The North American Free Trade Agreement (NAFTA); in Spanish: Tratado de Libre Comercio de América del Norte, TLCAN; In French: North American Free Trade Agreement, ALNA) was an agreement signed by Canada, Mexico and the United States, creating a trilateral trade bloc in North America. The agreement came into force on January 1, 1994 and replaced the 1988 Canada-U.S. Free Trade Agreement.  The NAFTA trading bloc was one of the largest trading blocs in the world, after the proceeds of the home. From the beginning, critics of NAFTA feared that the agreement would result in a move of U.S. jobs to Mexico, despite additional NAALCs. NAFTA, for example, has affected thousands of U.S. auto workers in this way.
Many companies have relocated their production to Mexico and other countries where labour costs are lower. However, NAFTA may not be the source of these measures. President Donald Trump`s USMCA should allay those concerns. The White House estimates that the USMCA will create 600,000 jobs and increase the economy by $235 billion. The Free Trade Commission (FTC) is NAFTA`s most important body and oversees the performance and development of NAFTA. It is also responsible for dispute resolution and is composed of the U.S. Trade Representative, Canada`s Minister of International Trade and Mexico`s Minister of Trade and Industrial Development. The FTC`s day-to-day work is carried out by expert groups and committees. This authority was defined in section 2001, paragraph 2, of NAFTA, which expressly gave the FTC the power to work “of all the committees and working groups that are targeted at …

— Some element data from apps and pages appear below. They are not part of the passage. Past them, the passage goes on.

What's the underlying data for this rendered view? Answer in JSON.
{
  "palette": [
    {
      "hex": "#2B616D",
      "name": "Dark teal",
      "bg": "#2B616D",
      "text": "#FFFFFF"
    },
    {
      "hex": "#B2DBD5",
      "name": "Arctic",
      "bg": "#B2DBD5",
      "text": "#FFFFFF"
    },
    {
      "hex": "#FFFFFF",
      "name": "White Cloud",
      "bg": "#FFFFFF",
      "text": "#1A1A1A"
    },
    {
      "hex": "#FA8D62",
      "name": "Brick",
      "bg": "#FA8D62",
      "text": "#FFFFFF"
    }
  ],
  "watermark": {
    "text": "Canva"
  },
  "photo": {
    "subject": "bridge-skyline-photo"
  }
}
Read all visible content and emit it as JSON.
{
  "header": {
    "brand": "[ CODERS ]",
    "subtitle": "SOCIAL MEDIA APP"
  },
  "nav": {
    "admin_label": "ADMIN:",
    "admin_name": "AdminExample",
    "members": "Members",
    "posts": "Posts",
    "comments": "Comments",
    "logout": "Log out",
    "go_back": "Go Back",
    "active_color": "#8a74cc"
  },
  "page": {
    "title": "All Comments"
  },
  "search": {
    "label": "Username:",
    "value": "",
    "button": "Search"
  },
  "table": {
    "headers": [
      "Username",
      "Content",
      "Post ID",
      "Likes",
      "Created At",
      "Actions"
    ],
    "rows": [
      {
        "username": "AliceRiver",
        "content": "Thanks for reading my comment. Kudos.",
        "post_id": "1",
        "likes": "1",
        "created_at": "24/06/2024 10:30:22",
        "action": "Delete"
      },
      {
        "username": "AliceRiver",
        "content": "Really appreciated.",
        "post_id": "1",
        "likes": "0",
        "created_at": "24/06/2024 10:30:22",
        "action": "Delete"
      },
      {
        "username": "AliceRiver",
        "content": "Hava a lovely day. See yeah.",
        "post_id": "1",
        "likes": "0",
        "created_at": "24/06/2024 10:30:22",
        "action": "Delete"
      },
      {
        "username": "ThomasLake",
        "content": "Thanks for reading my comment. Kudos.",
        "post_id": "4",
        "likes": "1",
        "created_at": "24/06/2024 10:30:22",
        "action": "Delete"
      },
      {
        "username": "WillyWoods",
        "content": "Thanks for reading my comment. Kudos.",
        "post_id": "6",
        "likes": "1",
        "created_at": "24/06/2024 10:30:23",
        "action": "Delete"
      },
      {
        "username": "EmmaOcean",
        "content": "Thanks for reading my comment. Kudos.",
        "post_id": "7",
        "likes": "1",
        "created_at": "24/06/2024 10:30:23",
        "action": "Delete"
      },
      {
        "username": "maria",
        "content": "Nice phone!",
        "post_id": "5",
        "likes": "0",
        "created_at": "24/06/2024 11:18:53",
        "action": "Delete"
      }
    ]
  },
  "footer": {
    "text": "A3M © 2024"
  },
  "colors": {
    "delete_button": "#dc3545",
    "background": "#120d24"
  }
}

[NAFTA]… agreement.” The FTC also has, in Section 2001 (3), the power to “… Delegates, the non-governmental council… Groups and take… [unspecified] other actions “. These powers are applied annually at tripartite cabinet meetings, pursuant to Article 2001, or as part of a review of national judicial decisions on North American trade.